(Continued from Part 1)

To follow is “Take the Lead,” in which Antonio Banderas plays Pierre Dulaine, a dance instructor who volunteers his time to teach public school rejects how to ballroom. Of course, them punkasses laugh, ridicule, and treat him a like a joke. The teacher stays consistently calm and collected; he realizes he isn’t only there to teach them to dance but also some manners. Equipped with life-as-a-dance philosophy, the man with the smooth moves waltzes into their kids’ lives and change their attitudes step by step.

This is a better picture than “Step Up.” The ensemble is certainly above average with the likes of Rob Brown (“Finding Forrester”), Yaya DaCosta (“America’s Next Top Model”), Dante Basco (“The Debut”), Elijah Kelley (“Hairspray”), and Jenna Dewan (“Step Up”). But the top dog here is Antonio Banderas, who does his best work since singing as Che Guevarra in “Evita.” The actor walks into his scenes with such upright posture and cool charisma, he makes “being a gentleman” something refreshing. Now, the guy is dancing too and he’s very convincing at that. The movie’s highlight is Banderas participating in a smoldering tango. As for the dances, they’re not as rowdy and entertaining as “Step Up,” but “Take the Lead” covers more range. Besides the sexy tango, it has hip-shaking Latin dances, an energetic hip-hop, and a fanciful waltz.

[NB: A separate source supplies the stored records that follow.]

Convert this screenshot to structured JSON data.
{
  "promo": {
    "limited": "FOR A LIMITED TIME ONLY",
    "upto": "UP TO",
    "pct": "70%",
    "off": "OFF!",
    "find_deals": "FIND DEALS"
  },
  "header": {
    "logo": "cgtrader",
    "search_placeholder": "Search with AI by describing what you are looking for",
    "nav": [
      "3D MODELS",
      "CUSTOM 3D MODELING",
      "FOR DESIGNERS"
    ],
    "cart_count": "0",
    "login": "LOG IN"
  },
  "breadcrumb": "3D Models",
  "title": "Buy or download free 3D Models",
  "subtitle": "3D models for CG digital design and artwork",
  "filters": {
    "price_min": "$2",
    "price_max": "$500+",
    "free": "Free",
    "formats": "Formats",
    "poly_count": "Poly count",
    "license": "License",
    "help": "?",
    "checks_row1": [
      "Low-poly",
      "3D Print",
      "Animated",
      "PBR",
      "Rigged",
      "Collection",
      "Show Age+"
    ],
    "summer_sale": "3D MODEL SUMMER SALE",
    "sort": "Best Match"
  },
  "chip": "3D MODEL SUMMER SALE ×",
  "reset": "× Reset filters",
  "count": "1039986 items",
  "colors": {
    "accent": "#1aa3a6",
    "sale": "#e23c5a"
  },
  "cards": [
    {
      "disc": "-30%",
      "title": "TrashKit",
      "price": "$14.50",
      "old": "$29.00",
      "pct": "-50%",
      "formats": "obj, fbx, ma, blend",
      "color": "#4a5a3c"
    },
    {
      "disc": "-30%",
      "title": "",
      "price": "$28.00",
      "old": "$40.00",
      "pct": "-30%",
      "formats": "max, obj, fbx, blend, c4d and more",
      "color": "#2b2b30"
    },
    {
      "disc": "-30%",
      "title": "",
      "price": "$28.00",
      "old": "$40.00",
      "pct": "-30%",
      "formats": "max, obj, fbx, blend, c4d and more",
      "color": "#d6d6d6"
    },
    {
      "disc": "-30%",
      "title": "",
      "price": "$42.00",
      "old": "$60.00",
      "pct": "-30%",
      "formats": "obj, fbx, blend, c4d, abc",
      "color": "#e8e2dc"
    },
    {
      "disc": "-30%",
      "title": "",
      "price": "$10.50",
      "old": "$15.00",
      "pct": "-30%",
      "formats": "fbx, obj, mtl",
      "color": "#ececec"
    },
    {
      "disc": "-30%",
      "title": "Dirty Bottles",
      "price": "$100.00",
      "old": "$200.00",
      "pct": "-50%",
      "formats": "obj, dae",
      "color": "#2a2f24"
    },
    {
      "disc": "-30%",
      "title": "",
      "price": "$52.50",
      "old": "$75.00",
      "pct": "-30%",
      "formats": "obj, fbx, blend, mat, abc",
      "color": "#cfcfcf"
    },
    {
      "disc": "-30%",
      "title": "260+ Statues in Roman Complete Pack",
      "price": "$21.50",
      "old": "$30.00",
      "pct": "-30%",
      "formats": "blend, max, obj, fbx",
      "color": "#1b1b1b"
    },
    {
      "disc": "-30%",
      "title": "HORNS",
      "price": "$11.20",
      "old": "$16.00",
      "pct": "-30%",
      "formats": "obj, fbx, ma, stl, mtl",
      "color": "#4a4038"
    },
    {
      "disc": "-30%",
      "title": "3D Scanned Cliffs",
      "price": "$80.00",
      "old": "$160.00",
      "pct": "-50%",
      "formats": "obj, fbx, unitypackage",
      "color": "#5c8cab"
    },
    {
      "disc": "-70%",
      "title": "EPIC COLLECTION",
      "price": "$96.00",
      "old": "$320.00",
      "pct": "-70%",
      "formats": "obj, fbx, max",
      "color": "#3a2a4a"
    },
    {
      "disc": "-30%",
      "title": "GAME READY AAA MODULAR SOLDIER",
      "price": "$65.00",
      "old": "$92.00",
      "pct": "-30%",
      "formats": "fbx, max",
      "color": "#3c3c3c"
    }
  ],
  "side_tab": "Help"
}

The problem with “Take the Lead” is that it never seems assertive enough to step up to its own title. Despite making a big deal about ballroom dancing, it’s still timorous of what its young and hip viewers might think. This is obvious in the movie’s ending. It includes hip-hop music where it doesn’t belong, just in case the teen audience still hates ballroom and feels really bored. In what should have been a rare event, it ends up looking like an ordinary prom night. I can’t quite recommend this. Just like “Step Up,” the plot can be sometimes predictable. Also, when I think about “Mad Hot Ballroom,” the charming documentary about grade school kids learning ballroom, “Take the Lead” seems mediocre by comparison. Okey, doke, that’s the end of this show. Let’s all hold hands, take a bow, and prepare for cheers/jeers.

Grade: C+

Antonio Banderas, Rob Brown, Alfre Woodard, Dante Basco, Elijah Kelley, Jenna Dewan, and Yaya DaCosta
Screenplay by
Dianne Houston
Directed by
Liz Friedlander
Rated PG-13 for thematic material, language and some violence